___ DATASET ENTRIES
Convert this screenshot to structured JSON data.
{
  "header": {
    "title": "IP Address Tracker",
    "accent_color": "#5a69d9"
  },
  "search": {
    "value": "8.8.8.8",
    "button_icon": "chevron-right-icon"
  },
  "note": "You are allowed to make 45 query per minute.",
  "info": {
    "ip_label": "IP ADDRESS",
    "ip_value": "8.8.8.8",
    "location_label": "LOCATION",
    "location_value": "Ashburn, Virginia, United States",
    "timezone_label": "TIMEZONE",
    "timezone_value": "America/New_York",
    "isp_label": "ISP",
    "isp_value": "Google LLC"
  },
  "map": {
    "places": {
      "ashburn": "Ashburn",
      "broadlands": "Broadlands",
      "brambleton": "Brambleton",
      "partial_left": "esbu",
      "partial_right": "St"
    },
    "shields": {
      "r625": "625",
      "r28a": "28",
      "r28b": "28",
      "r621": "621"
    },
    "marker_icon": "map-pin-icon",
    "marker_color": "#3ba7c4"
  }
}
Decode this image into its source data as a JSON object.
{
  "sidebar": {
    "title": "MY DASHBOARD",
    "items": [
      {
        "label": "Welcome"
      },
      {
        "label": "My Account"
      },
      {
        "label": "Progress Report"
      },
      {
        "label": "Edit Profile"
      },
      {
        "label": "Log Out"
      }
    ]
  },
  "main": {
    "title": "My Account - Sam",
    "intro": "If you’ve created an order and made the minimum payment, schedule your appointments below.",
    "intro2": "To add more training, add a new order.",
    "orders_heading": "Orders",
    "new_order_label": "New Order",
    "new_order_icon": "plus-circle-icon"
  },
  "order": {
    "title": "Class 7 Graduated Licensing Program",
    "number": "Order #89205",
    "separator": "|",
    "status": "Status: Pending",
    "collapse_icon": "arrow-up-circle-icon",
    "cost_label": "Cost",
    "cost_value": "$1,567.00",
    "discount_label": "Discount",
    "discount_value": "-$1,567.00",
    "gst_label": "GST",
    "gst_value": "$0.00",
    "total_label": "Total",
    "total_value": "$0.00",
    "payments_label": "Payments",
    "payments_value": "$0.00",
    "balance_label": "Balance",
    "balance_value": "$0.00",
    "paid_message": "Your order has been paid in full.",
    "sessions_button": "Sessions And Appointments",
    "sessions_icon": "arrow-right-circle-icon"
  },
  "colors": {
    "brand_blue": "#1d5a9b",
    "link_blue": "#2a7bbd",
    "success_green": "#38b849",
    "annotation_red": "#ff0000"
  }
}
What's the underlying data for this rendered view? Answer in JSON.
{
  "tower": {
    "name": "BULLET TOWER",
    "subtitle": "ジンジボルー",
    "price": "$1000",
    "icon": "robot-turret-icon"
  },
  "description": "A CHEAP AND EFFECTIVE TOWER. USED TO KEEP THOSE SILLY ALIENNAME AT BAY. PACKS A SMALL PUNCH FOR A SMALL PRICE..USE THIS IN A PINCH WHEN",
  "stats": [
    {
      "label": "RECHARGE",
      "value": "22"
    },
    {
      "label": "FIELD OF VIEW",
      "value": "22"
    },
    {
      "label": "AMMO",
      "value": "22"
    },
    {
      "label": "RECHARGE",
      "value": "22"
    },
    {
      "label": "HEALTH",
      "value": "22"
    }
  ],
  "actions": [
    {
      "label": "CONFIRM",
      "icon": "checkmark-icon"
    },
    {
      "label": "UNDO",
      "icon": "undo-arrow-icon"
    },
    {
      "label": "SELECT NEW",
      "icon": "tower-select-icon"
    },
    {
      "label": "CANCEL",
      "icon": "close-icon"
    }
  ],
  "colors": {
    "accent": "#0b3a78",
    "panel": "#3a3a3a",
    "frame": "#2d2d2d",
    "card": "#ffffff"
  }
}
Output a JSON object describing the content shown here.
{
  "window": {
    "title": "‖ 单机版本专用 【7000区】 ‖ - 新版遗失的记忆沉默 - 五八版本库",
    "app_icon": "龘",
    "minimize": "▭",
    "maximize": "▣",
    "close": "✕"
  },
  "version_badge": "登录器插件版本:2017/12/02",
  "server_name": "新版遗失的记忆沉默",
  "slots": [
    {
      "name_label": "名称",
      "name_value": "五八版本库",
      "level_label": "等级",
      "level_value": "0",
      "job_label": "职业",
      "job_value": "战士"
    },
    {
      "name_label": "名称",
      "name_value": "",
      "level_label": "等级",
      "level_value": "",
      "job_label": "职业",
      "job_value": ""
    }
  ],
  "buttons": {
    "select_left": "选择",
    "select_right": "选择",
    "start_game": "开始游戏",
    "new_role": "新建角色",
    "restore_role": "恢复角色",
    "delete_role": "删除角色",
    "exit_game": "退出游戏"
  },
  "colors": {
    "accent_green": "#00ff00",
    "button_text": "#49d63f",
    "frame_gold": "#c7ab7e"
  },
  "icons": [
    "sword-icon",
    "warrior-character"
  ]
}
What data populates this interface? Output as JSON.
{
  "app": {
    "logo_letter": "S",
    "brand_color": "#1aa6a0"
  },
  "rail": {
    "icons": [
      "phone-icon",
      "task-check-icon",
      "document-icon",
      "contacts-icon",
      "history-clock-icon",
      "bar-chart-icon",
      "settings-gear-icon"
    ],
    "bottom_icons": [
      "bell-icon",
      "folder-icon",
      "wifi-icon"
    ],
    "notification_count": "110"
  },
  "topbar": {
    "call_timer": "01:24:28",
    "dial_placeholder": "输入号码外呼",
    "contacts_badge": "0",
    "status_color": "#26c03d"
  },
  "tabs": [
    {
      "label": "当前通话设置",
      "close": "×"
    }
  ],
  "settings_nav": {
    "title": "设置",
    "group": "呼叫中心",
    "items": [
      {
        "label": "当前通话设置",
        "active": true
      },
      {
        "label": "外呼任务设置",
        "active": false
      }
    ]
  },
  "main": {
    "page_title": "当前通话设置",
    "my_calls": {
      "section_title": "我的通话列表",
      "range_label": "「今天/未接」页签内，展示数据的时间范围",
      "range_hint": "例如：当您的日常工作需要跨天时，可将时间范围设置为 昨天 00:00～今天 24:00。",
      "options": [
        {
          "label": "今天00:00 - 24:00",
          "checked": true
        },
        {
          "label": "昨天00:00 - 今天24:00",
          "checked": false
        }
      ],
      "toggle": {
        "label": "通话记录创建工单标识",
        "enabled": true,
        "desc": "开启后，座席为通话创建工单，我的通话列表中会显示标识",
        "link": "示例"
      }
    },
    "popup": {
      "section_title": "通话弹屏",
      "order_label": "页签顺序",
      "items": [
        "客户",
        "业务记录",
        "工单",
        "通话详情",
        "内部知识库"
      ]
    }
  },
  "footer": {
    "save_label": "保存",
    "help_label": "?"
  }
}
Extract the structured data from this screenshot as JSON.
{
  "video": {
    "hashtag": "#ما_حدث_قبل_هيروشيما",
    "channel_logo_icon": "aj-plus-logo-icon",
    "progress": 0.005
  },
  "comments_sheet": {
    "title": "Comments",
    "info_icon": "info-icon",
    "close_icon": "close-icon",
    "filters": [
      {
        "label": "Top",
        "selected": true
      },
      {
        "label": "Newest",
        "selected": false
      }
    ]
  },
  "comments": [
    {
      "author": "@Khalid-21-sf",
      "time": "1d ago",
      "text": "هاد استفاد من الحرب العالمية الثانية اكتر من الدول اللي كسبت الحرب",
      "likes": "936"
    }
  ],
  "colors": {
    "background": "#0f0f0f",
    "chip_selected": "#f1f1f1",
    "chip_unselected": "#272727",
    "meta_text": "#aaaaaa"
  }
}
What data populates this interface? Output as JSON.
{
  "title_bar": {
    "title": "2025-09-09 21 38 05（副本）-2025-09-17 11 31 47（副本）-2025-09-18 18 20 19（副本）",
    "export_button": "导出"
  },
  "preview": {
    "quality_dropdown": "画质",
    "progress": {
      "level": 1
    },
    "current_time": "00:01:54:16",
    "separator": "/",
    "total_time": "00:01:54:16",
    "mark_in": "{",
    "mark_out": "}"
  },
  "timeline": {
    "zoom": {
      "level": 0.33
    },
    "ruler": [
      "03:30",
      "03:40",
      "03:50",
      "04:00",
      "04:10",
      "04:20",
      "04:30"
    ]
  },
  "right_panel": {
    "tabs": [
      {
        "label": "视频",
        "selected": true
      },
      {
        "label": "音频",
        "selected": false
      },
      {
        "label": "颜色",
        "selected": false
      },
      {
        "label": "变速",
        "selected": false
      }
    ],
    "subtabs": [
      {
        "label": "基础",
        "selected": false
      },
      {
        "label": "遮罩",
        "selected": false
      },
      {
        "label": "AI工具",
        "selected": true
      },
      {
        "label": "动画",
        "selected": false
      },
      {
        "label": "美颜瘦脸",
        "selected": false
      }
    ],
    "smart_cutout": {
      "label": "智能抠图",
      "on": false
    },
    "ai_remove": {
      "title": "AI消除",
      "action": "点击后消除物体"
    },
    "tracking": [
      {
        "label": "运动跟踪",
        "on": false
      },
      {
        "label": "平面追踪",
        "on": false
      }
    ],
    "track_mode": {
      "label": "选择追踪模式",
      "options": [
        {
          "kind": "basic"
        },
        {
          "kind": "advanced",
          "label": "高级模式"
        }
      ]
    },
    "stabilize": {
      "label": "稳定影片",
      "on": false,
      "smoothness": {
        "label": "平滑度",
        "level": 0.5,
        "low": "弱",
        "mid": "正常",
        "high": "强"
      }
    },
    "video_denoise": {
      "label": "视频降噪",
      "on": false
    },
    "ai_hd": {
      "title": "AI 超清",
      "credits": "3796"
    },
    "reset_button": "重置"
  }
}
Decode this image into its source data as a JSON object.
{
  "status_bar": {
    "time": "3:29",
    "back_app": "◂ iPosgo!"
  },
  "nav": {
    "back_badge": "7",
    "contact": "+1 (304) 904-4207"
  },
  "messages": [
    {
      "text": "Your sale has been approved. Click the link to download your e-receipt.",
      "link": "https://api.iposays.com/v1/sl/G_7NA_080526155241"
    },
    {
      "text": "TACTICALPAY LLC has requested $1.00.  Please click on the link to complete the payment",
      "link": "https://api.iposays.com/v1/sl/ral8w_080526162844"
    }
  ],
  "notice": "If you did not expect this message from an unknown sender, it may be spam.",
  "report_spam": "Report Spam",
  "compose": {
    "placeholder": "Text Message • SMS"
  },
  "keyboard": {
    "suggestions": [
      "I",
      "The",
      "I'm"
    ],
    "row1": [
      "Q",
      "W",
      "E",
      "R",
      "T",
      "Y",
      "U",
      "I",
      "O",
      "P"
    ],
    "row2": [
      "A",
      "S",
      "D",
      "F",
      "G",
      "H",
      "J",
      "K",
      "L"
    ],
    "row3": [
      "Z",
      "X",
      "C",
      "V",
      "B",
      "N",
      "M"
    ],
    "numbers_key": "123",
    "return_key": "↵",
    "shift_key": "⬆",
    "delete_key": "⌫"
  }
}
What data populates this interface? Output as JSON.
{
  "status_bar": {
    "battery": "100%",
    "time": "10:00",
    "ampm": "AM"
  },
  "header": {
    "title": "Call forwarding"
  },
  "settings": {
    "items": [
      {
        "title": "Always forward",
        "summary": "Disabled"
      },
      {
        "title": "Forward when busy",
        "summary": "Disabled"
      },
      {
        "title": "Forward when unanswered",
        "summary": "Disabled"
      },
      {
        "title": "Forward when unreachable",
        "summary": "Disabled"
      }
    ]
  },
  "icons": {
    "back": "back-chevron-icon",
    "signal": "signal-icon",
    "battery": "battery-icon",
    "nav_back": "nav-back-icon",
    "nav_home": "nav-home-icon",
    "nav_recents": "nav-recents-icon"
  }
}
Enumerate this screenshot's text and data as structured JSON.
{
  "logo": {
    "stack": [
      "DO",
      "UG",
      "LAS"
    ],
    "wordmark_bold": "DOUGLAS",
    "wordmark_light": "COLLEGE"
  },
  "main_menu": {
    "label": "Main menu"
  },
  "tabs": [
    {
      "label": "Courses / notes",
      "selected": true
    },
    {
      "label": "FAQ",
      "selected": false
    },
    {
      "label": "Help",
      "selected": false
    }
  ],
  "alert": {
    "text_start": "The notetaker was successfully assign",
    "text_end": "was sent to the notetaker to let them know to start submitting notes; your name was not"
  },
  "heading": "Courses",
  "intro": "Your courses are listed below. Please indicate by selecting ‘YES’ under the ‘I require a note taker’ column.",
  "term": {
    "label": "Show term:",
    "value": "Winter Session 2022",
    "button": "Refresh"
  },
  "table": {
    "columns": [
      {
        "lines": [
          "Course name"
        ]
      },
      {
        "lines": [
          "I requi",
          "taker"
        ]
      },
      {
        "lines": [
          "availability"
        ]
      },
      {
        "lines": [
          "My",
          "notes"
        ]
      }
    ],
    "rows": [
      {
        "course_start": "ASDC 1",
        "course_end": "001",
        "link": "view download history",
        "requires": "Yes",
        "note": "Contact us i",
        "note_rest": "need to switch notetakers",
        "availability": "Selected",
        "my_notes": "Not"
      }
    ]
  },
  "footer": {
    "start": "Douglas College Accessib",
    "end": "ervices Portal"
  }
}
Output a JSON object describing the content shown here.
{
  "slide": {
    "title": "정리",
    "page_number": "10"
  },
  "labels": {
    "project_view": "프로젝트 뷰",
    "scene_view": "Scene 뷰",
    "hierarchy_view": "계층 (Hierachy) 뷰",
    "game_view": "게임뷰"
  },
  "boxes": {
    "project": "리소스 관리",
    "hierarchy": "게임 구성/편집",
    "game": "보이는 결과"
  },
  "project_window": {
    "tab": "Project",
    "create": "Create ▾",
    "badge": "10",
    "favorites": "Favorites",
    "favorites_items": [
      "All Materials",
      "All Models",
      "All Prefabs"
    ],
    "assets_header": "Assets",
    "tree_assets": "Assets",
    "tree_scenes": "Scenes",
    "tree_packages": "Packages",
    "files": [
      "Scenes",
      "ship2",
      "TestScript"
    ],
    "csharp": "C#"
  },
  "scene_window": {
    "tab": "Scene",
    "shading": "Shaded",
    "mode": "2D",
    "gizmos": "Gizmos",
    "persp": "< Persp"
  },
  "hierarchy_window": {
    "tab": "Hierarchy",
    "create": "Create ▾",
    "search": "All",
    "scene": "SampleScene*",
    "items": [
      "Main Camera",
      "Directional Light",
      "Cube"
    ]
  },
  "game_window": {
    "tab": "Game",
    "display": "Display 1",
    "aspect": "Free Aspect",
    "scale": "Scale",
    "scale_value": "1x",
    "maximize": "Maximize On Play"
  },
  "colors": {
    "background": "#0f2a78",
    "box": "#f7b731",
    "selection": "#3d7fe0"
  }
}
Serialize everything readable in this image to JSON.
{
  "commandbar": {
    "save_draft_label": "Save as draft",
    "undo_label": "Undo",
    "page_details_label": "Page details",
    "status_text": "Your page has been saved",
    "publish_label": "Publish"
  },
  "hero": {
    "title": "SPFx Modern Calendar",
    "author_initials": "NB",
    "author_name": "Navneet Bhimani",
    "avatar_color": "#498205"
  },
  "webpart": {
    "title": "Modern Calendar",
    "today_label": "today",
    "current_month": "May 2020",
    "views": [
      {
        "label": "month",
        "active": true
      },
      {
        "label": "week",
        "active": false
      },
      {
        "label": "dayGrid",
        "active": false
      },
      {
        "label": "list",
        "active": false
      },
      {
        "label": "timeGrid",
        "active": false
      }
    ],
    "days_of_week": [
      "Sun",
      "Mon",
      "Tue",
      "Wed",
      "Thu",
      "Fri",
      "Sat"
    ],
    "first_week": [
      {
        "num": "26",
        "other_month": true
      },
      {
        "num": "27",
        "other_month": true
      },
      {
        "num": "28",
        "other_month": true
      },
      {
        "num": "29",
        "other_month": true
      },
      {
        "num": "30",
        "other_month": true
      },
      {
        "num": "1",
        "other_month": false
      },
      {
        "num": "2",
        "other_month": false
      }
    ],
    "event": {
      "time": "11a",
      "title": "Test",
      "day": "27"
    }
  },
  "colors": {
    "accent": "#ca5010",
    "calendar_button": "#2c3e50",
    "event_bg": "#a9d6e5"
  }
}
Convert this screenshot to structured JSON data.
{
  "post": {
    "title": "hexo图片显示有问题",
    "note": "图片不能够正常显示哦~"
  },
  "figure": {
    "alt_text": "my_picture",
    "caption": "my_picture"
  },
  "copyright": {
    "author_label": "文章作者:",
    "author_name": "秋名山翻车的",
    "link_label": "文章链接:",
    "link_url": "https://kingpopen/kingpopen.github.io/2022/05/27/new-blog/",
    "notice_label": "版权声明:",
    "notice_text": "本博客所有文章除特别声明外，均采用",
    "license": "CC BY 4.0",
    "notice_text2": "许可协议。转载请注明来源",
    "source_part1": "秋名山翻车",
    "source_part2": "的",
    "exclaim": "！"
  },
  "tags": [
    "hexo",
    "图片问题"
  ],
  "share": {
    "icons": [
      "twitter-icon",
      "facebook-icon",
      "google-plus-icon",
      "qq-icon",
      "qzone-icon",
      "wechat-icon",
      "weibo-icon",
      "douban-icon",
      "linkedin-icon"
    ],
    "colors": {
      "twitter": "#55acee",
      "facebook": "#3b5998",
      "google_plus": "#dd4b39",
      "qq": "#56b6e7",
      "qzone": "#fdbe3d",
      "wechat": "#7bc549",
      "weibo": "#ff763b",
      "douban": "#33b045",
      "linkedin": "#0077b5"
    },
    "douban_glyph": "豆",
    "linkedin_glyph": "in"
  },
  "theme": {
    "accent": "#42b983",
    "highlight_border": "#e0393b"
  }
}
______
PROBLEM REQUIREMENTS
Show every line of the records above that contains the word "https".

ANSWER TO THIS PROBLEM
      "link": "https://api.iposays.com/v1/sl/G_7NA_080526155241"
      "link": "https://api.iposays.com/v1/sl/ral8w_080526162844"
    "link_url": "https://kingpopen/kingpopen.github.io/2022/05/27/new-blog/",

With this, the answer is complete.